Twitter CEO Jack Dorsey has released a statement ahead of his testimony before the House Energy and Commerce Committee tomorrow.
In a written testimony, Twitter CEO Jack Dorsey stated that Twitter “does not use political ideology to make any decisions.” This is a key point ahead of Dorsey’s testimony for the House Energy and Commerce Committee tomorrow, where it is expected that political bias and censorship will be a key talking point.
In his statement, Dorsey claimed: “We believe strongly in being impartial, and we strive to enforce our rules impartially. In fact, from a simple business perspective and to serve the public conversation, Twitter is incentivized to keep all voices on the platform.” However, many may find this statement from Dorsey questionable given recent actions by Twitter.
Just a few days ago, Twitter claimed that their overzealous shadowbanning of certain accounts was due to a system error, in a tweet Twitter stated that accounts believed to have a “higher likelihood of being viewed as abusive” were downranked in public conversation but their system has since changed to fix this issue. Twitter did not define how they determined which accounts were abusive on their platform but did state that a “higher level of precision” was needed in determining which content to downrank.
Twitter did note that the platform would continue to factor “behavioral signals” into how they ranks tweets, in order to serve “conversational health,” but did not define what these signals are. Twitter has also previously denied taking part in any form of shadowbanning whatsoever, however now it appears that they have chosen to rename the practice “downranking” in order to come clean about their practices without admitting to taking part in a practice that they have previously denied the existence of.

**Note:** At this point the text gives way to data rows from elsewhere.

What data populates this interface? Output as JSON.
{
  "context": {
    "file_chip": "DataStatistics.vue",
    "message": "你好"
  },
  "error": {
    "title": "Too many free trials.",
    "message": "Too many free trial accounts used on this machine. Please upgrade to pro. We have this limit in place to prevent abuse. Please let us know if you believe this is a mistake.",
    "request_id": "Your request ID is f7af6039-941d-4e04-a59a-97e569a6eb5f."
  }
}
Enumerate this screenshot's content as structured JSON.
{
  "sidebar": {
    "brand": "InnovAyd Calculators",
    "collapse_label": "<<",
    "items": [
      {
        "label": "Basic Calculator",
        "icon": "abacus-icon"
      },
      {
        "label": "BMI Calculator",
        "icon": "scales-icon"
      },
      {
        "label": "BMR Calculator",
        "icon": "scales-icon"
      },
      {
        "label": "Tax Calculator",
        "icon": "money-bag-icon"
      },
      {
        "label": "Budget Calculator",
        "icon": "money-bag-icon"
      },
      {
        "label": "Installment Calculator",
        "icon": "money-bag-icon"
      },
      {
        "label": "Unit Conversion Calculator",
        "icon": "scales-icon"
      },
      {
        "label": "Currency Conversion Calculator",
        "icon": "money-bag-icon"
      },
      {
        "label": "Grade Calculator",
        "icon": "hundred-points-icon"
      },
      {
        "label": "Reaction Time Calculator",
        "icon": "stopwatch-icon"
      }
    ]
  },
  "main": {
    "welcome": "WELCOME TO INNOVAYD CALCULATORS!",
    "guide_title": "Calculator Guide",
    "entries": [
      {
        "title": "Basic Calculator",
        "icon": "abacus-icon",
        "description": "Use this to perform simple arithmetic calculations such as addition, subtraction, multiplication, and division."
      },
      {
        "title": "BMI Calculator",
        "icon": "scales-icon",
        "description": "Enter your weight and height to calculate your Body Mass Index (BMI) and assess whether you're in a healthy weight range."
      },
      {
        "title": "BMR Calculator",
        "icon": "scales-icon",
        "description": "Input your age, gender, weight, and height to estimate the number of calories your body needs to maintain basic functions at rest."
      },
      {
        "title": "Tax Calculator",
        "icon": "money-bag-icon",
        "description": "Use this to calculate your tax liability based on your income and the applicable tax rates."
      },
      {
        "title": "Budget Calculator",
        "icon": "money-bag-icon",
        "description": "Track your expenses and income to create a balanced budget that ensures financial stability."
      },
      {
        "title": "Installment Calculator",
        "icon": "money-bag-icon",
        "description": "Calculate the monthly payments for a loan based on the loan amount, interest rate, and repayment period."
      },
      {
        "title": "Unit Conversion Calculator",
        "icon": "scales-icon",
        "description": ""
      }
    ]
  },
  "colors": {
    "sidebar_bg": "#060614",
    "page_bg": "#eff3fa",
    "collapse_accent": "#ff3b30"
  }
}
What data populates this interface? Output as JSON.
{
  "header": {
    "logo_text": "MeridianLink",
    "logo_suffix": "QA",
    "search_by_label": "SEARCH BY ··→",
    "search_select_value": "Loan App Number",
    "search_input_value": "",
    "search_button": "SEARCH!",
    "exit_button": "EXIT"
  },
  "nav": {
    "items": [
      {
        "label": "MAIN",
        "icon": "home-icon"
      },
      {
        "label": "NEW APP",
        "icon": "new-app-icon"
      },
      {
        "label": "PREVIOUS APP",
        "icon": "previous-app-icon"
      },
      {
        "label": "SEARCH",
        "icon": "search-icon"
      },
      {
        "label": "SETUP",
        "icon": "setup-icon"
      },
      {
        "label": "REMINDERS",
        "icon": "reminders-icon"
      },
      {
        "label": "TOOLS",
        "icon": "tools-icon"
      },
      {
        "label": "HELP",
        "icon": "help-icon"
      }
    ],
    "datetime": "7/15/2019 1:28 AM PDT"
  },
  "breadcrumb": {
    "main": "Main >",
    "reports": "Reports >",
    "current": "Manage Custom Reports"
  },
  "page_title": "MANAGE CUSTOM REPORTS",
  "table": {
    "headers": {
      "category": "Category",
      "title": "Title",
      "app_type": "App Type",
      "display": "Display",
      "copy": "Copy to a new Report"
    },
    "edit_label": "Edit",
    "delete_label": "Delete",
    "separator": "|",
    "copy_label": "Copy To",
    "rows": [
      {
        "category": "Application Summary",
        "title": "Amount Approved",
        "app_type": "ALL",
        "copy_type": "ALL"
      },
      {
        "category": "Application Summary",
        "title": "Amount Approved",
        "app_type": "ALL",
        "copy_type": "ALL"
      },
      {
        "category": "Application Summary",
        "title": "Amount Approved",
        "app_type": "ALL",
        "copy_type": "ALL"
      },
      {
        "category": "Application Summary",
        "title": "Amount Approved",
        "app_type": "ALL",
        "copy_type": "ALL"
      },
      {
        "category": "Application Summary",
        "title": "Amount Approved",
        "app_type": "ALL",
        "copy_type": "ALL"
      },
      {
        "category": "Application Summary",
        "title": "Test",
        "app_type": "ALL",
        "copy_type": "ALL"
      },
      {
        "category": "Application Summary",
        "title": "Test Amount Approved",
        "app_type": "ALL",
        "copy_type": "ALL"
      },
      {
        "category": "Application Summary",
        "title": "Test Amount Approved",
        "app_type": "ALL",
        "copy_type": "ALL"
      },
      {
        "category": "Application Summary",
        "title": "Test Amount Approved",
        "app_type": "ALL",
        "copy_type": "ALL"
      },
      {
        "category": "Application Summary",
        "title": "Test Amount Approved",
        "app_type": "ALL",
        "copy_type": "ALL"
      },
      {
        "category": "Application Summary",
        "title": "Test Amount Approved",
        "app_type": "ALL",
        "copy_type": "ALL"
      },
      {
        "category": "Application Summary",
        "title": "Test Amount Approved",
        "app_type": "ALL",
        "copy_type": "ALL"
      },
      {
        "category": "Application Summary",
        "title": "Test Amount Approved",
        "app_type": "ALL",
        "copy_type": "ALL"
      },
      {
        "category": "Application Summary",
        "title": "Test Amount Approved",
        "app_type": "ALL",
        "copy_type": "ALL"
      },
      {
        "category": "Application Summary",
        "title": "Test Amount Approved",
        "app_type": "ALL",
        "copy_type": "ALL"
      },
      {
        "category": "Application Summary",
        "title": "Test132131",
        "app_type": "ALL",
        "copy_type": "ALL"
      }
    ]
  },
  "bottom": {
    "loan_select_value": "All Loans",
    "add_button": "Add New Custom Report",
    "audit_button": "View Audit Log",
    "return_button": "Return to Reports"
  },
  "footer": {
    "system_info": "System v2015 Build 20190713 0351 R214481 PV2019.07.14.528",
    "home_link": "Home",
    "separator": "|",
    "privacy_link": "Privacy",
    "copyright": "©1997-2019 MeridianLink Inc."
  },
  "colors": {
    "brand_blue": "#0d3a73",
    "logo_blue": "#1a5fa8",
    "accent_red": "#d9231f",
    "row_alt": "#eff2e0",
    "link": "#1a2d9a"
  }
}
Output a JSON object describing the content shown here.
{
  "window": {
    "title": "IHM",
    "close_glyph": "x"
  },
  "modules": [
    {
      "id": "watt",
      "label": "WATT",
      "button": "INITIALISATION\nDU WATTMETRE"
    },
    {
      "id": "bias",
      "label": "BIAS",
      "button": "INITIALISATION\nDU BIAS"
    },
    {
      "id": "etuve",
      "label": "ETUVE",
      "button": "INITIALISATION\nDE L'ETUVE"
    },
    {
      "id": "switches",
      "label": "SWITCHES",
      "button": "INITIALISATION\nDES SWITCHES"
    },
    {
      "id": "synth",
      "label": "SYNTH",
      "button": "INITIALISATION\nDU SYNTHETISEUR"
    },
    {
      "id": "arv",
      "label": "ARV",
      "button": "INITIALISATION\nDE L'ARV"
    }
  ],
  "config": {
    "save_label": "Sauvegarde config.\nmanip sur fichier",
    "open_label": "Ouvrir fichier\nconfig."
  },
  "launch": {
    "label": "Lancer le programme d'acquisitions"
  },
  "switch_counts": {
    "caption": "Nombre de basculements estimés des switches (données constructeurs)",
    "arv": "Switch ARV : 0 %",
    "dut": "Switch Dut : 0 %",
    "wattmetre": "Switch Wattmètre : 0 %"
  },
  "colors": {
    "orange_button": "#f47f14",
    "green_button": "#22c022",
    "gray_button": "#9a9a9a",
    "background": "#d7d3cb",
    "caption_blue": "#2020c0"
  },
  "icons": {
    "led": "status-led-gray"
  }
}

Another excerpt from Dorsey’s statement reads:
Twitter has publicly committed to improving the collective health, openness, and civility of public conversation on our platform. Twitter’s health is measured by how we help encourage more healthy debate, conversations, and critical thinking. Conversely, abuse, malicious automation, and manipulation detracts from the health of our platform. We are committed to hold ourselves publicly accountable towards progress of our health initiative.
Today, I hope my testimony before the Committee will demonstrate the challenges that we are tackling as a global platform. Twitter is approaching these challenges with a simple question: How do we earn more trust from the people using our service? We know the way earn more trust around how we make decisions on our platform is to be as transparent as possible. We want to communicate how our platform works in a clear and straightforward way
Dorsey’s full statement can be read below: